Your goal:
Lines where the string "acmelawfirm" appears are to be copied from the entries below.

Available records:
[Start of section]
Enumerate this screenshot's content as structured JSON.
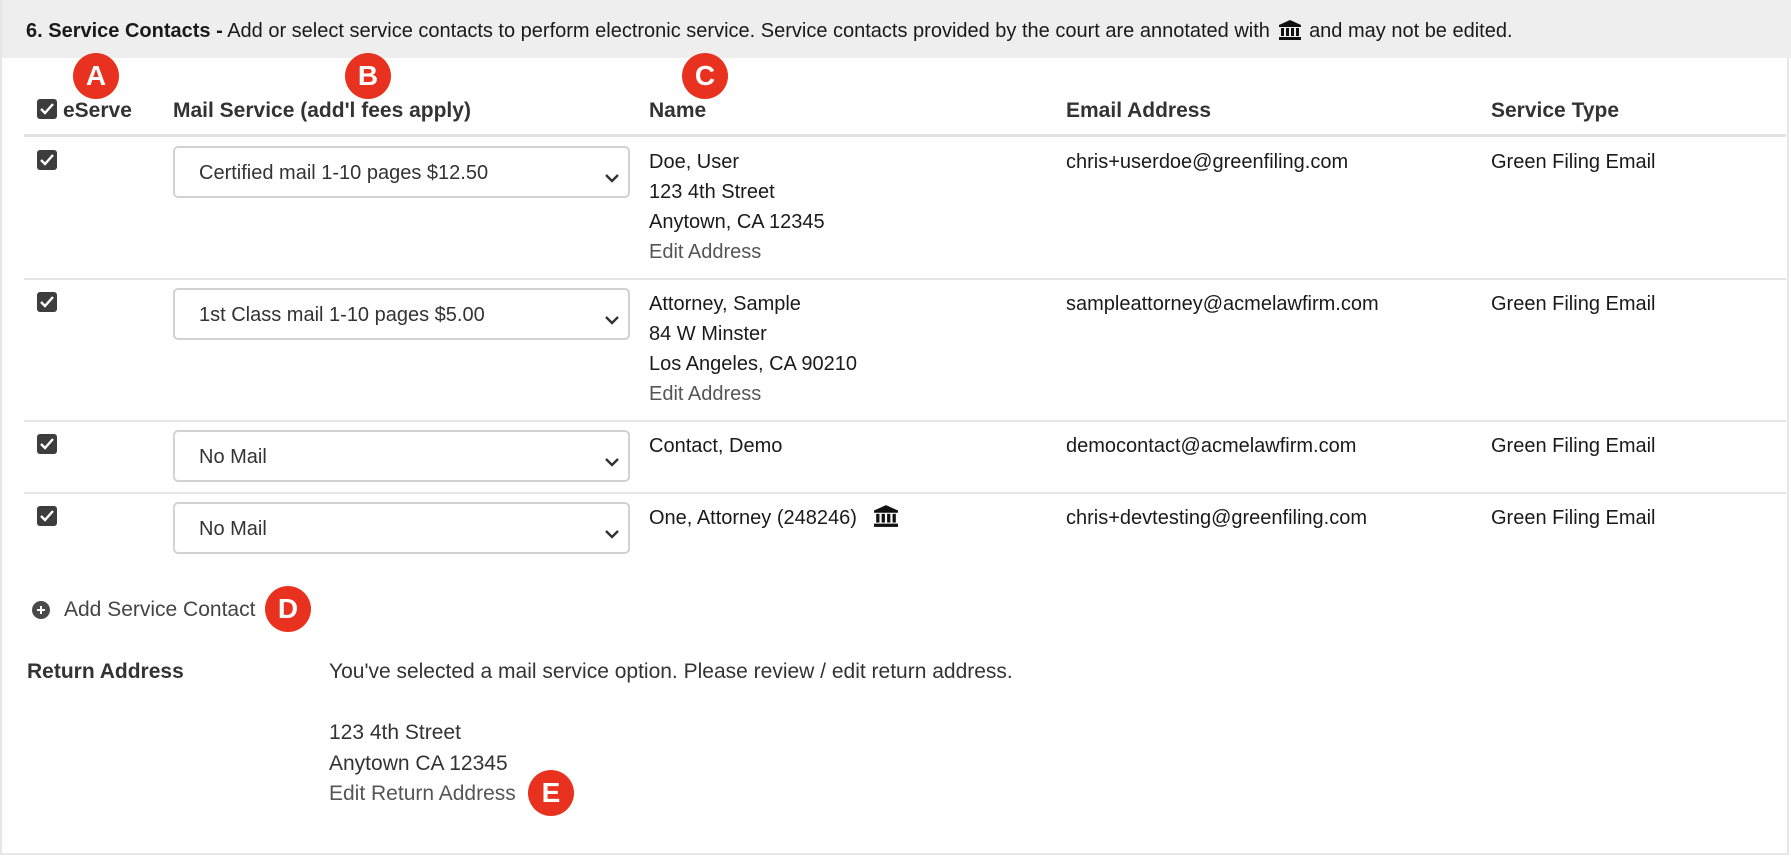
{
  "header": {
    "section_label": "6. Service Contacts -",
    "description_before_icon": "Add or select service contacts to perform electronic service. Service contacts provided by the court are annotated with",
    "description_after_icon": "and may not be edited.",
    "court_icon": "bank-icon"
  },
  "columns": {
    "eserve": "eServe",
    "mail_service": "Mail Service (add'l fees apply)",
    "name": "Name",
    "email": "Email Address",
    "service_type": "Service Type"
  },
  "rows": [
    {
      "eserve_checked": true,
      "mail_option": "Certified mail 1-10 pages $12.50",
      "name": "Doe, User",
      "address_line1": "123 4th Street",
      "address_line2": "Anytown, CA 12345",
      "edit_link": "Edit Address",
      "email": "chris+userdoe@greenfiling.com",
      "service_type": "Green Filing Email"
    },
    {
      "eserve_checked": true,
      "mail_option": "1st Class mail 1-10 pages $5.00",
      "name": "Attorney, Sample",
      "address_line1": "84 W Minster",
      "address_line2": "Los Angeles, CA 90210",
      "edit_link": "Edit Address",
      "email": "sampleattorney@acmelawfirm.com",
      "service_type": "Green Filing Email"
    },
    {
      "eserve_checked": true,
      "mail_option": "No Mail",
      "name": "Contact, Demo",
      "email": "democontact@acmelawfirm.com",
      "service_type": "Green Filing Email"
    },
    {
      "eserve_checked": true,
      "mail_option": "No Mail",
      "name": "One, Attorney (248246)",
      "court_provided": true,
      "email": "chris+devtesting@greenfiling.com",
      "service_type": "Green Filing Email"
    }
  ],
  "add_contact_label": "Add Service Contact",
  "return_address": {
    "label": "Return Address",
    "notice": "You've selected a mail service option. Please review / edit return address.",
    "line1": "123 4th Street",
    "line2": "Anytown CA 12345",
    "edit_link": "Edit Return Address"
  },
  "callouts": {
    "a": "A",
    "b": "B",
    "c": "C",
    "d": "D",
    "e": "E"
  },
  "colors": {
    "callout": "#e8321f",
    "header_bg": "#eeeeee",
    "checkbox": "#3d3d3d"
  }
}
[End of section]
Written response:
      "email": "sampleattorney@acmelawfirm.com",
      "email": "democontact@acmelawfirm.com",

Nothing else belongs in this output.